Edinburgh Fringe 2019
“The hilarious misadventures of three eccentric and lovable anti-heroes crammed in their wacky rooftop bedsits. The funniest show in Europe comes to Edinburgh after a sell-out tour. Molière Award for Best Comedy Play. Physical comedy extravaganza! Paper-thin walls barely separate three neighbours who strike up unlikely and moving friendships.”
Three contrasting flats and their inhabitant’s lives unfold in the cramped top floor of a building. The prominent set is colourful and immediately draws interest. In the centre is a cluttered kitchen with stuff everywhere. There are cardboard boxes outside in the landing outside the front door, making it difficult to move. To the left is a clinical white flat with minimal everything, except for bathroom facilities.
One of the tenants arrives with a bag of groceries from a supermarket. He lives in the kitchen flat and knows exactly how to manoeuvre through the small space. A neighbour arrives and enters the streamlined white flat and what follows is nothing short of a series of funny mishaps and situations with expert timing and reactions from both actors.

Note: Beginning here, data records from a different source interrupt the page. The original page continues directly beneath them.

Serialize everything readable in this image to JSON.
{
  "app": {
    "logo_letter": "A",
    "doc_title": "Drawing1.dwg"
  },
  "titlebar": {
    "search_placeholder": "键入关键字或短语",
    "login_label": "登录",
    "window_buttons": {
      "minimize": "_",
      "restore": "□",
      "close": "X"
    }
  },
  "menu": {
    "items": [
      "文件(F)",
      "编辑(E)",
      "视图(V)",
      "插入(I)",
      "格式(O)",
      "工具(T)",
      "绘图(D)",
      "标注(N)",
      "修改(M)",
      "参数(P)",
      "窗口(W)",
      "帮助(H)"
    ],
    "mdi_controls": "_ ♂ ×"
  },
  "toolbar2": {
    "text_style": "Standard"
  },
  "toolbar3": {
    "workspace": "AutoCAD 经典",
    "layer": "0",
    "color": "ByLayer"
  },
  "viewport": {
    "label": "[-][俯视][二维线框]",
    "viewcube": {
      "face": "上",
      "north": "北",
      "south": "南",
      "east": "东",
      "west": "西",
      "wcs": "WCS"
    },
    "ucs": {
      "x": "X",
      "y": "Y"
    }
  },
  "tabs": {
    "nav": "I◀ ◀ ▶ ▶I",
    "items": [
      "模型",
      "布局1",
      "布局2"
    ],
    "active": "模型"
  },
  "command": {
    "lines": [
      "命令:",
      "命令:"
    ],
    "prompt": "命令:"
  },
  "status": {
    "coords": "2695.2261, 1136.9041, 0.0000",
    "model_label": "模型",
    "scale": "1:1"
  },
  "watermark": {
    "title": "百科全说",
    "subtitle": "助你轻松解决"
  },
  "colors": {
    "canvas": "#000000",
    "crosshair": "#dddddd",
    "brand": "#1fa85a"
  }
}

There is a fascinating running gag with a flimsy cupboard and biscuits between these two characters.
After a while, the third tenant arrives, she lives in the bright pink stylish flat on the right and her lifestyle is very different. She adds a new element to this microcosm of urban life. The woman has an interesting occupation and is as quirky as the other two characters, in her own stylish way.
All characters are silent and are very effective physical actors. They communicate with body language, mime and use of clever props, which yields unusual choices and situations. Music and sound effects underscore some of the piece and sets the tone and atmosphere effectively. Zippy music plays in between scenes!
The physical storytelling revolves around a series of scenes separated by a very brief blackout. The timeline shifts and we see the development of friendships, familiarity, the highs and the lows of three different personalities as time passes.
Things happen to them innocently – someone looks out of a window, opens a cupboard door, has their hair done – and they get in a pickle. The situation comedy is vibrant and creative replete with sight gags and inventive props.
One very successful longer section set to underscored music shows daily life on this top floor, as the three go about their regular business, come and go, interact, meet up at the top of the stairs, chat outside each other’s flat, then their lives intertwine, which adds depth to the storytelling. At seventy-five minutes the show is substantial yet the play sustains itself due to the myriad bits and short scenes that work very well.
What makes this show so effective is that the contrast between each character is well defined, the crafting of the scenes and props is meticulously times and the visual storytelling is clear and always interesting and the outstanding set is a star! Once or twice the visual humour pushes the limits, but it is all in good fun!
The show is witty, wry, slapstick, funny, well performed by three physical actors and very entertaining!